═════ Dataset excerpts

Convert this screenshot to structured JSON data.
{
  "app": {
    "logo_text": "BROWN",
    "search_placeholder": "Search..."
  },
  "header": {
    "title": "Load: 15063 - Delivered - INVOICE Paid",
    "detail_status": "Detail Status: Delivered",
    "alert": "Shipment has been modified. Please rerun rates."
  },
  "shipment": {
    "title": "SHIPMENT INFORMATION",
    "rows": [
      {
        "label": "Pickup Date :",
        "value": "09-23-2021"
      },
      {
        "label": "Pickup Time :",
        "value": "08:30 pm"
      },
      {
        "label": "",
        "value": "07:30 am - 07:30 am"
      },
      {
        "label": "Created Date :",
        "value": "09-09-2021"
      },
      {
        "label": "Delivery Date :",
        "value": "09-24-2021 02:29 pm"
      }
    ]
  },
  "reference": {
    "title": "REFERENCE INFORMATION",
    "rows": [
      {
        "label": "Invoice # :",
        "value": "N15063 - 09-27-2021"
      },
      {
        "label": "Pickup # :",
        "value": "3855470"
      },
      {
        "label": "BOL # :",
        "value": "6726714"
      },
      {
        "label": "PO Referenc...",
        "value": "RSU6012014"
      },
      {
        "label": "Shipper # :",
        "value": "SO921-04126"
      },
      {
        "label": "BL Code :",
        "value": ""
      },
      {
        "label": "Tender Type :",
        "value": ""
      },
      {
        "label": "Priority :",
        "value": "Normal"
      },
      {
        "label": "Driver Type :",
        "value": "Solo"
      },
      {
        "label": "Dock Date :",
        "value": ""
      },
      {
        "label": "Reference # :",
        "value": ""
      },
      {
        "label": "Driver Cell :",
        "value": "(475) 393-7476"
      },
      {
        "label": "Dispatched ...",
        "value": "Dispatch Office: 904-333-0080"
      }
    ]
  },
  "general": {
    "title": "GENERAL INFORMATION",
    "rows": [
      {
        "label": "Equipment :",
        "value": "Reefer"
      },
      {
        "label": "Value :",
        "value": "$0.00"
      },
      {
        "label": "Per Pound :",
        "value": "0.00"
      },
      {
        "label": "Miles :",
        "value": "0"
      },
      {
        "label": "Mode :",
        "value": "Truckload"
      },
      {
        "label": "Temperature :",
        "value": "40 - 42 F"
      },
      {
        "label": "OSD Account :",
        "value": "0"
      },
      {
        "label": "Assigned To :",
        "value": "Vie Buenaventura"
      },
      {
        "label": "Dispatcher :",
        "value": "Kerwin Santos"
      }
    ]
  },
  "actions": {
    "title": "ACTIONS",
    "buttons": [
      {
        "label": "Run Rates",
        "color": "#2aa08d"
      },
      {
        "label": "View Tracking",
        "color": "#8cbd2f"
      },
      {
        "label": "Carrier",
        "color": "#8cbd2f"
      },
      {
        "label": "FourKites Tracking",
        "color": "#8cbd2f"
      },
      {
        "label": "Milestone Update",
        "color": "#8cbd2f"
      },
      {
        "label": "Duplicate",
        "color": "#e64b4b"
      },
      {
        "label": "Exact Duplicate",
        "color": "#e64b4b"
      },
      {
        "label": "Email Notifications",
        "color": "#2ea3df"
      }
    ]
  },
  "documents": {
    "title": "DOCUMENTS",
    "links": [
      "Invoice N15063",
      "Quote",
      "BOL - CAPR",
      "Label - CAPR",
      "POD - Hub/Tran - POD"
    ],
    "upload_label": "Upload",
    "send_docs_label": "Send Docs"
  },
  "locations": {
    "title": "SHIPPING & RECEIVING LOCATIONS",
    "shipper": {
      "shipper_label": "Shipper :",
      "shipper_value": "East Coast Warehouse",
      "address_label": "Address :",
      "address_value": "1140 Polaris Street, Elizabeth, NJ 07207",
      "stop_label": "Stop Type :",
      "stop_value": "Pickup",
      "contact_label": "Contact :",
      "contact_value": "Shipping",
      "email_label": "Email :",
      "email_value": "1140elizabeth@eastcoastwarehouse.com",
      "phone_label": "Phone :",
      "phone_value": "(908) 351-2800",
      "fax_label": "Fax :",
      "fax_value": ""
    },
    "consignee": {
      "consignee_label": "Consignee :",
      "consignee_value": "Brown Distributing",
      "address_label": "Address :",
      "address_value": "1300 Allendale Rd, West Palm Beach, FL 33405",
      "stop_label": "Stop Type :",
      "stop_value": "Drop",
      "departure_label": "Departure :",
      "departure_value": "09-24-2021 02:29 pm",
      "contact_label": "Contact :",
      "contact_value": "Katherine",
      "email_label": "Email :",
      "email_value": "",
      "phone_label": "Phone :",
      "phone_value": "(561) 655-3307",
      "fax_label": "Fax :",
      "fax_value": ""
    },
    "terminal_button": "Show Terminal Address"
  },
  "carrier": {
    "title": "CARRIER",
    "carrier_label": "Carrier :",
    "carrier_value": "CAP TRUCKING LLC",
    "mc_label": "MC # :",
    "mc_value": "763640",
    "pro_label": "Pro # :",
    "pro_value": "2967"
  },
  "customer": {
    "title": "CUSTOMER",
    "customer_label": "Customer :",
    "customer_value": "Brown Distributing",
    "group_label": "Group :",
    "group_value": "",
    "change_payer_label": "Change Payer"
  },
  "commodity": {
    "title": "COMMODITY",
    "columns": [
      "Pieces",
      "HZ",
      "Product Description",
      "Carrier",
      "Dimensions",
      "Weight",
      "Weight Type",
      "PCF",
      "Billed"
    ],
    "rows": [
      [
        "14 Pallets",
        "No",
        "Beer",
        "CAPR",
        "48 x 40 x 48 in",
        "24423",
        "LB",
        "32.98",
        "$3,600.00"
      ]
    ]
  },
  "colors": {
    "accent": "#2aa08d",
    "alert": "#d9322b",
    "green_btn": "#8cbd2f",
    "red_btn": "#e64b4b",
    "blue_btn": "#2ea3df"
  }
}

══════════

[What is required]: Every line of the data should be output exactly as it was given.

[Reply to the exercise]:
Convert this screenshot to structured JSON data.
{
  "app": {
    "logo_text": "BROWN",
    "search_placeholder": "Search..."
  },
  "header": {
    "title": "Load: 15063 - Delivered - INVOICE Paid",
    "detail_status": "Detail Status: Delivered",
    "alert": "Shipment has been modified. Please rerun rates."
  },
  "shipment": {
    "title": "SHIPMENT INFORMATION",
    "rows": [
      {
        "label": "Pickup Date :",
        "value": "09-23-2021"
      },
      {
        "label": "Pickup Time :",
        "value": "08:30 pm"
      },
      {
        "label": "",
        "value": "07:30 am - 07:30 am"
      },
      {
        "label": "Created Date :",
        "value": "09-09-2021"
      },
      {
        "label": "Delivery Date :",
        "value": "09-24-2021 02:29 pm"
      }
    ]
  },
  "reference": {
    "title": "REFERENCE INFORMATION",
    "rows": [
      {
        "label": "Invoice # :",
        "value": "N15063 - 09-27-2021"
      },
      {
        "label": "Pickup # :",
        "value": "3855470"
      },
      {
        "label": "BOL # :",
        "value": "6726714"
      },
      {
        "label": "PO Referenc...",
        "value": "RSU6012014"
      },
      {
        "label": "Shipper # :",
        "value": "SO921-04126"
      },
      {
        "label": "BL Code :",
        "value": ""
      },
      {
        "label": "Tender Type :",
        "value": ""
      },
      {
        "label": "Priority :",
        "value": "Normal"
      },
      {
        "label": "Driver Type :",
        "value": "Solo"
      },
      {
        "label": "Dock Date :",
        "value": ""
      },
      {
        "label": "Reference # :",
        "value": ""
      },
      {
        "label": "Driver Cell :",
        "value": "(475) 393-7476"
      },
      {
        "label": "Dispatched ...",
        "value": "Dispatch Office: 904-333-0080"
      }
    ]
  },
  "general": {
    "title": "GENERAL INFORMATION",
    "rows": [
      {
        "label": "Equipment :",
        "value": "Reefer"
      },
      {
        "label": "Value :",
        "value": "$0.00"
      },
      {
        "label": "Per Pound :",
        "value": "0.00"
      },
      {
        "label": "Miles :",
        "value": "0"
      },
      {
        "label": "Mode :",
        "value": "Truckload"
      },
      {
        "label": "Temperature :",
        "value": "40 - 42 F"
      },
      {
        "label": "OSD Account :",
        "value": "0"
      },
      {
        "label": "Assigned To :",
        "value": "Vie Buenaventura"
      },
      {
        "label": "Dispatcher :",
        "value": "Kerwin Santos"
      }
    ]
  },
  "actions": {
    "title": "ACTIONS",
    "buttons": [
      {
        "label": "Run Rates",
        "color": "#2aa08d"
      },
      {
        "label": "View Tracking",
        "color": "#8cbd2f"
      },
      {
        "label": "Carrier",
        "color": "#8cbd2f"
      },
      {
        "label": "FourKites Tracking",
        "color": "#8cbd2f"
      },
      {
        "label": "Milestone Update",
        "color": "#8cbd2f"
      },
      {
        "label": "Duplicate",
        "color": "#e64b4b"
      },
      {
        "label": "Exact Duplicate",
        "color": "#e64b4b"
      },
      {
        "label": "Email Notifications",
        "color": "#2ea3df"
      }
    ]
  },
  "documents": {
    "title": "DOCUMENTS",
    "links": [
      "Invoice N15063",
      "Quote",
      "BOL - CAPR",
      "Label - CAPR",
      "POD - Hub/Tran - POD"
    ],
    "upload_label": "Upload",
    "send_docs_label": "Send Docs"
  },
  "locations": {
    "title": "SHIPPING & RECEIVING LOCATIONS",
    "shipper": {
      "shipper_label": "Shipper :",
      "shipper_value": "East Coast Warehouse",
      "address_label": "Address :",
      "address_value": "1140 Polaris Street, Elizabeth, NJ 07207",
      "stop_label": "Stop Type :",
      "stop_value": "Pickup",
      "contact_label": "Contact :",
      "contact_value": "Shipping",
      "email_label": "Email :",
      "email_value": "1140elizabeth@eastcoastwarehouse.com",
      "phone_label": "Phone :",
      "phone_value": "(908) 351-2800",
      "fax_label": "Fax :",
      "fax_value": ""
    },
    "consignee": {
      "consignee_label": "Consignee :",
      "consignee_value": "Brown Distributing",
      "address_label": "Address :",
      "address_value": "1300 Allendale Rd, West Palm Beach, FL 33405",
      "stop_label": "Stop Type :",
      "stop_value": "Drop",
      "departure_label": "Departure :",
      "departure_value": "09-24-2021 02:29 pm",
      "contact_label": "Contact :",
      "contact_value": "Katherine",
      "email_label": "Email :",
      "email_value": "",
      "phone_label": "Phone :",
      "phone_value": "(561) 655-3307",
      "fax_label": "Fax :",
      "fax_value": ""
    },
    "terminal_button": "Show Terminal Address"
  },
  "carrier": {
    "title": "CARRIER",
    "carrier_label": "Carrier :",
    "carrier_value": "CAP TRUCKING LLC",
    "mc_label": "MC # :",
    "mc_value": "763640",
    "pro_label": "Pro # :",
    "pro_value": "2967"
  },
  "customer": {
    "title": "CUSTOMER",
    "customer_label": "Customer :",
    "customer_value": "Brown Distributing",
    "group_label": "Group :",
    "group_value": "",
    "change_payer_label": "Change Payer"
  },
  "commodity": {
    "title": "COMMODITY",
    "columns": [
      "Pieces",
      "HZ",
      "Product Description",
      "Carrier",
      "Dimensions",
      "Weight",
      "Weight Type",
      "PCF",
      "Billed"
    ],
    "rows": [
      [
        "14 Pallets",
        "No",
        "Beer",
        "CAPR",
        "48 x 40 x 48 in",
        "24423",
        "LB",
        "32.98",
        "$3,600.00"
      ]
    ]
  },
  "colors": {
    "accent": "#2aa08d",
    "alert": "#d9322b",
    "green_btn": "#8cbd2f",
    "red_btn": "#e64b4b",
    "blue_btn": "#2ea3df"
  }
}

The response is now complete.